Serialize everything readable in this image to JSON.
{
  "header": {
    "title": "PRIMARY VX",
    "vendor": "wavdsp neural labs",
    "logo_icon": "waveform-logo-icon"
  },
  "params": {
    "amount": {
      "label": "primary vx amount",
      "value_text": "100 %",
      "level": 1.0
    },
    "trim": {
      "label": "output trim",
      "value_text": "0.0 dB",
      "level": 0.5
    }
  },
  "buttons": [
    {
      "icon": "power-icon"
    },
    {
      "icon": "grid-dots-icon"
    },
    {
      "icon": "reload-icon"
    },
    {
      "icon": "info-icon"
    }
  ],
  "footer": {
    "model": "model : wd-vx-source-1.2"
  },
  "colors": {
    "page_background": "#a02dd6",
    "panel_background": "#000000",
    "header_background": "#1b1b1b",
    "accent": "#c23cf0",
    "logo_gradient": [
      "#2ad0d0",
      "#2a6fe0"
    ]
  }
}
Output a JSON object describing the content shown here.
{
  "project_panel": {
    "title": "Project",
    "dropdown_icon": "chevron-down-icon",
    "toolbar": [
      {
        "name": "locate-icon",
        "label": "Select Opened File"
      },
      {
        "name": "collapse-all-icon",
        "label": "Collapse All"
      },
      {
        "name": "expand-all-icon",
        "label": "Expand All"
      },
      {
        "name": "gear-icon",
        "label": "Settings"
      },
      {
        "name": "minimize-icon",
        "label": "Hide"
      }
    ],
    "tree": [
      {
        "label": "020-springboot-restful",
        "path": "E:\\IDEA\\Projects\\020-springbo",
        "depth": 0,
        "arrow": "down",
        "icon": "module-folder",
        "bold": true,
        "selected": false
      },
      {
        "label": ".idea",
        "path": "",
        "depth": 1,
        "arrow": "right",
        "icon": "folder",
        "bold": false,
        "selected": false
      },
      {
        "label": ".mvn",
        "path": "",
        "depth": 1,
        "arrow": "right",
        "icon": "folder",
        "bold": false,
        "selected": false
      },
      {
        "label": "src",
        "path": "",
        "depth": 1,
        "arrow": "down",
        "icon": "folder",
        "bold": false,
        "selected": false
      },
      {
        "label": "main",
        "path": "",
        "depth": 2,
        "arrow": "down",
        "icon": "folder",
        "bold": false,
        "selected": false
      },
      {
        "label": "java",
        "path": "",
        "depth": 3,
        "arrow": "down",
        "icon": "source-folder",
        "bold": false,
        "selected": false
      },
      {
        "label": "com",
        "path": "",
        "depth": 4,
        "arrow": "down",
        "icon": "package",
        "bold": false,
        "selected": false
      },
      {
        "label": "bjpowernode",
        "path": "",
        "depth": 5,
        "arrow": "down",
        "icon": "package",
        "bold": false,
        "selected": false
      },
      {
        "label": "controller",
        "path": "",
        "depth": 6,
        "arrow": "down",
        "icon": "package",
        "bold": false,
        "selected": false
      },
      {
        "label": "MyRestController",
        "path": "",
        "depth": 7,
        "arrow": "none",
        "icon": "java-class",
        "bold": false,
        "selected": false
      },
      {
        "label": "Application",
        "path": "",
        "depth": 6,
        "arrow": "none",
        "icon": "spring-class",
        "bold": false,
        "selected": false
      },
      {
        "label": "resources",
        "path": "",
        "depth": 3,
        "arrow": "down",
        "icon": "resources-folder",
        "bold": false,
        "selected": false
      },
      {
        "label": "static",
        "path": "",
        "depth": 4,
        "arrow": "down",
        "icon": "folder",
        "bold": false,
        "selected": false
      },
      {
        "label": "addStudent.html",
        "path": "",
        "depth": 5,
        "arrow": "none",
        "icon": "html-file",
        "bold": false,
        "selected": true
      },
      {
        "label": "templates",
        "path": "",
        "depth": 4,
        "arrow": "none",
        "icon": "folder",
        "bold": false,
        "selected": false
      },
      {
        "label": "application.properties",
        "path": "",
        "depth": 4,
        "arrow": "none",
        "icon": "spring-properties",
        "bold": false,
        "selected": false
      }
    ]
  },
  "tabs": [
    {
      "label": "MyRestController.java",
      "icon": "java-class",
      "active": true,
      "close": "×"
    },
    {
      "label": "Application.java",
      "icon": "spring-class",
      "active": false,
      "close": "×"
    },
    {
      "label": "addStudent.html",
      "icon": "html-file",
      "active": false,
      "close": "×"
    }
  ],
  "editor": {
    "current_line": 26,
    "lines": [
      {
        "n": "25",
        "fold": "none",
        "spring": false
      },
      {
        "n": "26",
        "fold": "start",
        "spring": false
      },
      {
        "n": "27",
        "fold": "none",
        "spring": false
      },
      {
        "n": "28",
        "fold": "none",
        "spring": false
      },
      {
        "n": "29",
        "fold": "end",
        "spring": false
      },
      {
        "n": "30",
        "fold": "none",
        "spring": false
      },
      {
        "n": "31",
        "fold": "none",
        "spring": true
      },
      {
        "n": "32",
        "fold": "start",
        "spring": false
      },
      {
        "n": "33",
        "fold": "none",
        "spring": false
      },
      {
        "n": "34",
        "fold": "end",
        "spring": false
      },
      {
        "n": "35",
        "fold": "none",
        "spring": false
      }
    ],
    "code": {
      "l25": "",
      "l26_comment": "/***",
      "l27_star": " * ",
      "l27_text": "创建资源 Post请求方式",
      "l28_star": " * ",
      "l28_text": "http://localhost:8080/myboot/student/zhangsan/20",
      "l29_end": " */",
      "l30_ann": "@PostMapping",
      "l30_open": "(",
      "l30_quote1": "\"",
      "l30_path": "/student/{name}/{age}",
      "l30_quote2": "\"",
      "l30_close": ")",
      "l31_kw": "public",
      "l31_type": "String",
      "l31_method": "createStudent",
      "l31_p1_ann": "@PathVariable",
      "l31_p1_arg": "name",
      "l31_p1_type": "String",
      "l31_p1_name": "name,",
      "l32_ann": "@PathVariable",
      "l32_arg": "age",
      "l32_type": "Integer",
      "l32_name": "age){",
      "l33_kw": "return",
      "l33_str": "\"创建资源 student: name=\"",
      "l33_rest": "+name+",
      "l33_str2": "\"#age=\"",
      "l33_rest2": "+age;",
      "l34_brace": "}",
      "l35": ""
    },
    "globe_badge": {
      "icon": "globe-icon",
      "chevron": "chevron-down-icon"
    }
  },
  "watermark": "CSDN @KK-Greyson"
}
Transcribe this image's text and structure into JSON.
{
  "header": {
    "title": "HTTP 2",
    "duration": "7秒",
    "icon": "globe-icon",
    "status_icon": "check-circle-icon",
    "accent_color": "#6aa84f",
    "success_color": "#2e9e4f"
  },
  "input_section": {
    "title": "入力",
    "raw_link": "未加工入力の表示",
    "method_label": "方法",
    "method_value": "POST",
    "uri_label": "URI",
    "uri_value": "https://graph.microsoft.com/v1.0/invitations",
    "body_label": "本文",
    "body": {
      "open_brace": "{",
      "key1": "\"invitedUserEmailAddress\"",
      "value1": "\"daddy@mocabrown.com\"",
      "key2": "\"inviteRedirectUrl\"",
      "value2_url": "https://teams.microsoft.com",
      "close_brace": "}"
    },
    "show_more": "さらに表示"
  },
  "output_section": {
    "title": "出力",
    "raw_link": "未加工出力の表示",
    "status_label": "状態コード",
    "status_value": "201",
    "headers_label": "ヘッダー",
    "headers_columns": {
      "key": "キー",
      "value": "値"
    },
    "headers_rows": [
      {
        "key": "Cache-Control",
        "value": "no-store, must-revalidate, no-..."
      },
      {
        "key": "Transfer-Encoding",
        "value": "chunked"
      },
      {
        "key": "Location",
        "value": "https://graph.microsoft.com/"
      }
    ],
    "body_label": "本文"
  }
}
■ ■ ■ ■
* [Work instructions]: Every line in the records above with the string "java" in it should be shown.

* [Your solution]:
        "label": "java",
        "icon": "java-class",
      "label": "MyRestController.java",
      "icon": "java-class",
      "label": "Application.java",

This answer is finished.